● Data to process:
——
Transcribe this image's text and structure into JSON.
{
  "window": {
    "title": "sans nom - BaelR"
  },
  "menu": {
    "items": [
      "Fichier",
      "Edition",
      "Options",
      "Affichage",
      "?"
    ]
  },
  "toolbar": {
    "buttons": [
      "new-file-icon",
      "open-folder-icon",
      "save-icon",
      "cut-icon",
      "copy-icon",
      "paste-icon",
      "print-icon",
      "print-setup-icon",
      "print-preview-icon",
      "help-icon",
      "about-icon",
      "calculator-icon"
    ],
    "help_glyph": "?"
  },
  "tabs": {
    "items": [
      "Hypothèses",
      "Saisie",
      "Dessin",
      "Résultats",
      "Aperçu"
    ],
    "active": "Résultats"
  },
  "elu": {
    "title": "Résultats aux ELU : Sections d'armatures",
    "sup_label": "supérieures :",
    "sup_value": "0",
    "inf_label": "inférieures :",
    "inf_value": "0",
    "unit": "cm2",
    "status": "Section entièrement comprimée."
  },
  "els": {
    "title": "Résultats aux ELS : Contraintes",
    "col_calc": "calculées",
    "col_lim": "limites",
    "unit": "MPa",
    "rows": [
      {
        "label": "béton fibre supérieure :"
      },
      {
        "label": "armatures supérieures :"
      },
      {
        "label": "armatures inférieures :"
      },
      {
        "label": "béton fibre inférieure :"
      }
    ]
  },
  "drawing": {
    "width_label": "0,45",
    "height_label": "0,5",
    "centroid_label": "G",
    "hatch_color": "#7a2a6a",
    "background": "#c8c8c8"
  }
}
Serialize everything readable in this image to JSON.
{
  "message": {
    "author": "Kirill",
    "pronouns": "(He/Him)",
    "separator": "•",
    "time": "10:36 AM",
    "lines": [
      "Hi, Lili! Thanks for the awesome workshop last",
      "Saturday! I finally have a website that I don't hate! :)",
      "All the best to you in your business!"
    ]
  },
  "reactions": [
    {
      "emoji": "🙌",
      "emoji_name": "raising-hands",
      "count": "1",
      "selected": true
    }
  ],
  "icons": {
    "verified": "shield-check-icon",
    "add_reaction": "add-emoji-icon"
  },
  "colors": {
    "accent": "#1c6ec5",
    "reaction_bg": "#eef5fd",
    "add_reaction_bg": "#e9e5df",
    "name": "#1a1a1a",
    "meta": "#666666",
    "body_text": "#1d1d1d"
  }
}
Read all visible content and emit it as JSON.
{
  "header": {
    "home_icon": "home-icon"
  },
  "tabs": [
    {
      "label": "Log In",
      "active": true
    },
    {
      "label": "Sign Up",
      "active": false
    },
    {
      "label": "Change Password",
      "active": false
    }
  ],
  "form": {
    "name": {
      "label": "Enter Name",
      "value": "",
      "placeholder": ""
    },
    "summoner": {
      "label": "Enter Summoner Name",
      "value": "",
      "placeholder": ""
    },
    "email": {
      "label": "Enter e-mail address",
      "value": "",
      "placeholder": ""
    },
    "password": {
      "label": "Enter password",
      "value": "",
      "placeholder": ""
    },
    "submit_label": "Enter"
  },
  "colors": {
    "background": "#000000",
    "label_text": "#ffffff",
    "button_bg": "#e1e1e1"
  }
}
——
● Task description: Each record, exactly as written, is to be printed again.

● Answer to this exercise:
Transcribe this image's text and structure into JSON.
{
  "window": {
    "title": "sans nom - BaelR"
  },
  "menu": {
    "items": [
      "Fichier",
      "Edition",
      "Options",
      "Affichage",
      "?"
    ]
  },
  "toolbar": {
    "buttons": [
      "new-file-icon",
      "open-folder-icon",
      "save-icon",
      "cut-icon",
      "copy-icon",
      "paste-icon",
      "print-icon",
      "print-setup-icon",
      "print-preview-icon",
      "help-icon",
      "about-icon",
      "calculator-icon"
    ],
    "help_glyph": "?"
  },
  "tabs": {
    "items": [
      "Hypothèses",
      "Saisie",
      "Dessin",
      "Résultats",
      "Aperçu"
    ],
    "active": "Résultats"
  },
  "elu": {
    "title": "Résultats aux ELU : Sections d'armatures",
    "sup_label": "supérieures :",
    "sup_value": "0",
    "inf_label": "inférieures :",
    "inf_value": "0",
    "unit": "cm2",
    "status": "Section entièrement comprimée."
  },
  "els": {
    "title": "Résultats aux ELS : Contraintes",
    "col_calc": "calculées",
    "col_lim": "limites",
    "unit": "MPa",
    "rows": [
      {
        "label": "béton fibre supérieure :"
      },
      {
        "label": "armatures supérieures :"
      },
      {
        "label": "armatures inférieures :"
      },
      {
        "label": "béton fibre inférieure :"
      }
    ]
  },
  "drawing": {
    "width_label": "0,45",
    "height_label": "0,5",
    "centroid_label": "G",
    "hatch_color": "#7a2a6a",
    "background": "#c8c8c8"
  }
}
Serialize everything readable in this image to JSON.
{
  "message": {
    "author": "Kirill",
    "pronouns": "(He/Him)",
    "separator": "•",
    "time": "10:36 AM",
    "lines": [
      "Hi, Lili! Thanks for the awesome workshop last",
      "Saturday! I finally have a website that I don't hate! :)",
      "All the best to you in your business!"
    ]
  },
  "reactions": [
    {
      "emoji": "🙌",
      "emoji_name": "raising-hands",
      "count": "1",
      "selected": true
    }
  ],
  "icons": {
    "verified": "shield-check-icon",
    "add_reaction": "add-emoji-icon"
  },
  "colors": {
    "accent": "#1c6ec5",
    "reaction_bg": "#eef5fd",
    "add_reaction_bg": "#e9e5df",
    "name": "#1a1a1a",
    "meta": "#666666",
    "body_text": "#1d1d1d"
  }
}
Read all visible content and emit it as JSON.
{
  "header": {
    "home_icon": "home-icon"
  },
  "tabs": [
    {
      "label": "Log In",
      "active": true
    },
    {
      "label": "Sign Up",
      "active": false
    },
    {
      "label": "Change Password",
      "active": false
    }
  ],
  "form": {
    "name": {
      "label": "Enter Name",
      "value": "",
      "placeholder": ""
    },
    "summoner": {
      "label": "Enter Summoner Name",
      "value": "",
      "placeholder": ""
    },
    "email": {
      "label": "Enter e-mail address",
      "value": "",
      "placeholder": ""
    },
    "password": {
      "label": "Enter password",
      "value": "",
      "placeholder": ""
    },
    "submit_label": "Enter"
  },
  "colors": {
    "background": "#000000",
    "label_text": "#ffffff",
    "button_bg": "#e1e1e1"
  }
}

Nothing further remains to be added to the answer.